None of the community-building factors uncovered during my multi-month study of a local nonprofit board should qualify as shocking. Rather, they offered ample evidence of how those factors work together to facilitate effective governance. I found three “community” themes: member recruitment, leadership and climate.
The practitioner in me couldn’t help being pleased to find frequent references to the importance of deliberate, systematic decisions about who should be at the boardroom table and why. This should not be remarkable, but I’ve seen (and, yes, participated in) enough “any live body will do” dashes weeks before an annual meeting vote to know that many boards can learn from this group’s example.
Before embarking on a quest for a new member, the board is clear about what it seeks in recruits. The group outlines what skills, perspectives, stakeholder group representation it needs before approaching potential new members. Most interesting to me was the fact that each board member could describe clearly why they were recruited (skills and mission connection) and how that knowledge prepared him/her to assume a share of the leadership responsibility.
It wasn’t the flashiest finding of this study, but it may be the most important. Ensuring that the right people are at the table, bringing the necessary resources and clarity about why they are called to serve, makes reaching full governance potential possible.
Members described three primary sources of leadership in interviews and focus groups. Two of those sources, the executive director (who was openly acknowledged as a leadership partner) and a founding board member, were readily identified.
The third source was perhaps less visible to the board but one that practitioner me would describe as the most critical: the situational leadership role that each member played at different times in board work. This relates directly to my earlier observation about recruitment. Members understood the expertise they were expected to bring to deliberations and to facilitate the board’s understanding of the issues as it made decisions. They also demonstrated this capacity several times during my observations, giving me the chance to see how individual members rose to the occasion when the board needed their guidance.
Two contributors to climate - structure and collegiality - won’t stop any scholarly presses; but without them, the board’s capacity to engage productively in governance work.
Board members described in detail how meeting structure, with the help of a concise agenda, facilitated effective use of their time and focus on the tasks at hand. While no agenda is perfect, or is perfectly followed, consensus was that the agenda format made the most of limited time given by these volunteers.
Trust and respect arose often in descriptors of an environment where board members felt comfortable contributing their perspectives, even when they disagreed with those posed by others. Members of this board trust each other to act in the best interest of the organization. They respect each other’s expertise and discernment in deliberations that lead to actions impacting the organization and the people it serves.
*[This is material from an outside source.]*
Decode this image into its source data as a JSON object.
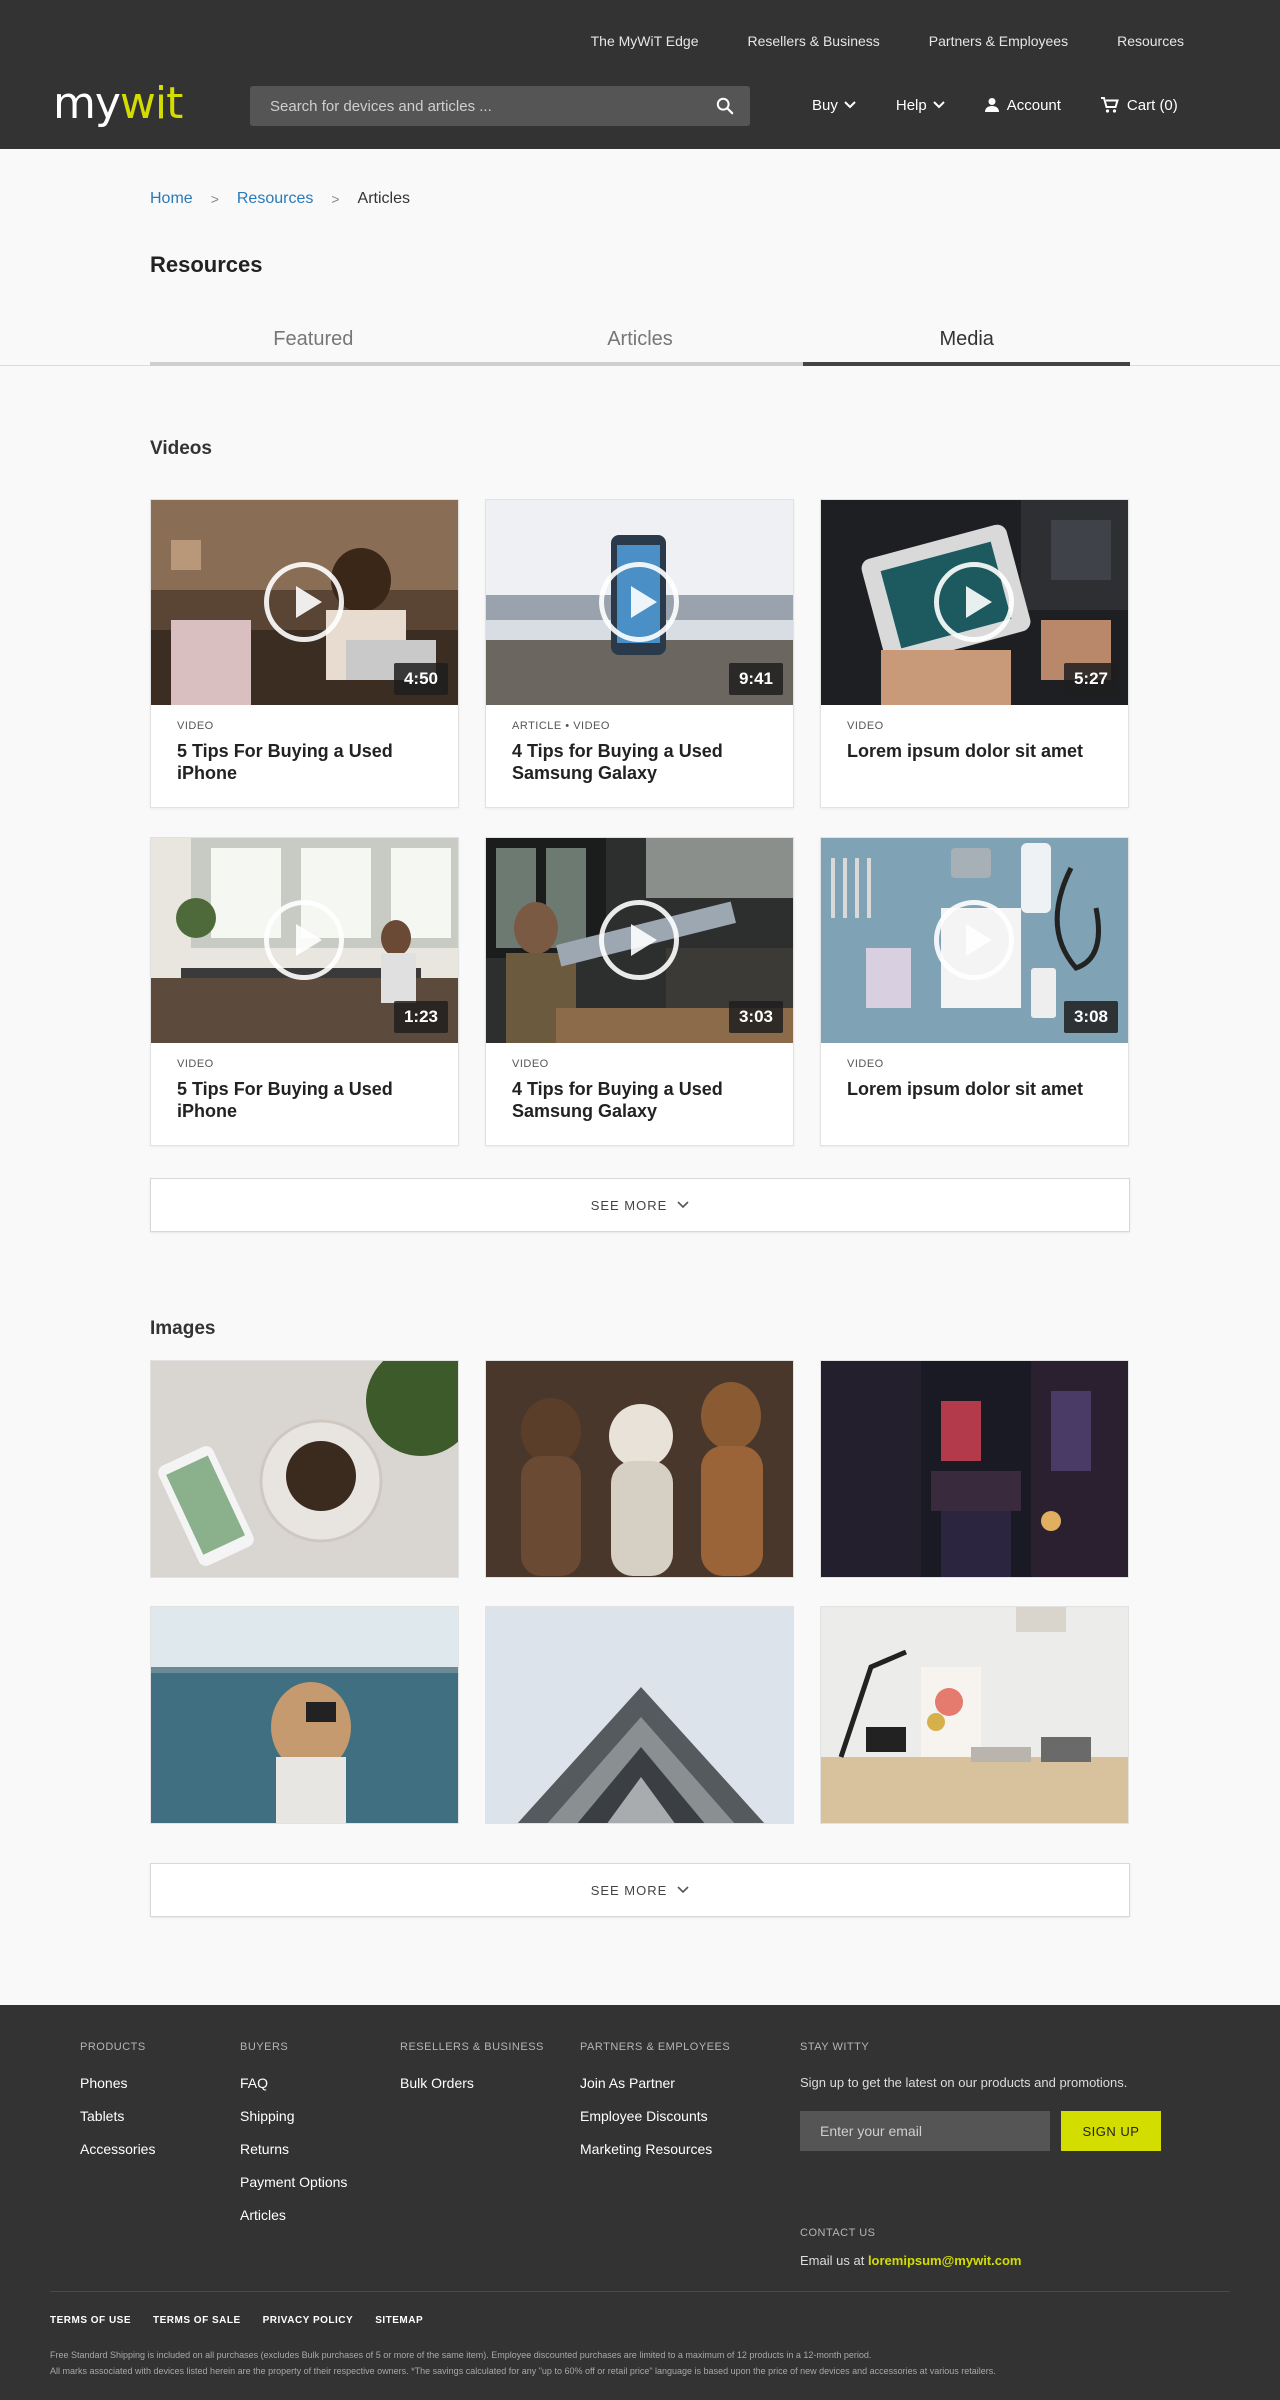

Community may not be the point where the most compelling evidence materialized in my research, but it is the fabric from which generative governance was cut.
Next: the third (and my favorite) community of practice component, practice.